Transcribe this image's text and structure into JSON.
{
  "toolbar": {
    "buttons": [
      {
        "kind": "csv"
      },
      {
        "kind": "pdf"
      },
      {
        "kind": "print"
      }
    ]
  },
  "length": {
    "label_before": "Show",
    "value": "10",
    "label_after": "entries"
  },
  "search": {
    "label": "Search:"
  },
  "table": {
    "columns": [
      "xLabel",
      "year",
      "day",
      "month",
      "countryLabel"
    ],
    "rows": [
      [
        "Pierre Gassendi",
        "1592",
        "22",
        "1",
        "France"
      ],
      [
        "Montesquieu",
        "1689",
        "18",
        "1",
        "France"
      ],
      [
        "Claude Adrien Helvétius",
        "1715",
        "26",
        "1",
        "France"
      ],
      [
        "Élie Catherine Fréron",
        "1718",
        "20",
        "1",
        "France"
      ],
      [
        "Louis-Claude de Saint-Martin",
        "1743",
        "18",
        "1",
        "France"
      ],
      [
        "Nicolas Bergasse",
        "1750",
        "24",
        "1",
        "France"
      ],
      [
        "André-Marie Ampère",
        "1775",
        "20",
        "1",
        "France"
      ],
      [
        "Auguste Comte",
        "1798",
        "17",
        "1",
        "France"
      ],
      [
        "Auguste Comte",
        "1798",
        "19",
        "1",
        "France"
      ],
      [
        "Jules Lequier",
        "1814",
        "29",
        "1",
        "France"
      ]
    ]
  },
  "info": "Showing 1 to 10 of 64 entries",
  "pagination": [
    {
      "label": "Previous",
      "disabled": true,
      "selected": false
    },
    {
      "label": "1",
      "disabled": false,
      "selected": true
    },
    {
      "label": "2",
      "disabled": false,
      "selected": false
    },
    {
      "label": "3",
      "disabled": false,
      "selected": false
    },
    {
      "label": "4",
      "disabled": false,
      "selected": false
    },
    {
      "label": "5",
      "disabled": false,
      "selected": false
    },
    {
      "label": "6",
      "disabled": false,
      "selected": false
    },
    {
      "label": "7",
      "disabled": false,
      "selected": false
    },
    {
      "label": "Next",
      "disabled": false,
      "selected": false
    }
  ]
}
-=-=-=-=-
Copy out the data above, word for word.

Transcribe this image's text and structure into JSON.
{
  "toolbar": {
    "buttons": [
      {
        "kind": "csv"
      },
      {
        "kind": "pdf"
      },
      {
        "kind": "print"
      }
    ]
  },
  "length": {
    "label_before": "Show",
    "value": "10",
    "label_after": "entries"
  },
  "search": {
    "label": "Search:"
  },
  "table": {
    "columns": [
      "xLabel",
      "year",
      "day",
      "month",
      "countryLabel"
    ],
    "rows": [
      [
        "Pierre Gassendi",
        "1592",
        "22",
        "1",
        "France"
      ],
      [
        "Montesquieu",
        "1689",
        "18",
        "1",
        "France"
      ],
      [
        "Claude Adrien Helvétius",
        "1715",
        "26",
        "1",
        "France"
      ],
      [
        "Élie Catherine Fréron",
        "1718",
        "20",
        "1",
        "France"
      ],
      [
        "Louis-Claude de Saint-Martin",
        "1743",
        "18",
        "1",
        "France"
      ],
      [
        "Nicolas Bergasse",
        "1750",
        "24",
        "1",
        "France"
      ],
      [
        "André-Marie Ampère",
        "1775",
        "20",
        "1",
        "France"
      ],
      [
        "Auguste Comte",
        "1798",
        "17",
        "1",
        "France"
      ],
      [
        "Auguste Comte",
        "1798",
        "19",
        "1",
        "France"
      ],
      [
        "Jules Lequier",
        "1814",
        "29",
        "1",
        "France"
      ]
    ]
  },
  "info": "Showing 1 to 10 of 64 entries",
  "pagination": [
    {
      "label": "Previous",
      "disabled": true,
      "selected": false
    },
    {
      "label": "1",
      "disabled": false,
      "selected": true
    },
    {
      "label": "2",
      "disabled": false,
      "selected": false
    },
    {
      "label": "3",
      "disabled": false,
      "selected": false
    },
    {
      "label": "4",
      "disabled": false,
      "selected": false
    },
    {
      "label": "5",
      "disabled": false,
      "selected": false
    },
    {
      "label": "6",
      "disabled": false,
      "selected": false
    },
    {
      "label": "7",
      "disabled": false,
      "selected": false
    },
    {
      "label": "Next",
      "disabled": false,
      "selected": false
    }
  ]
}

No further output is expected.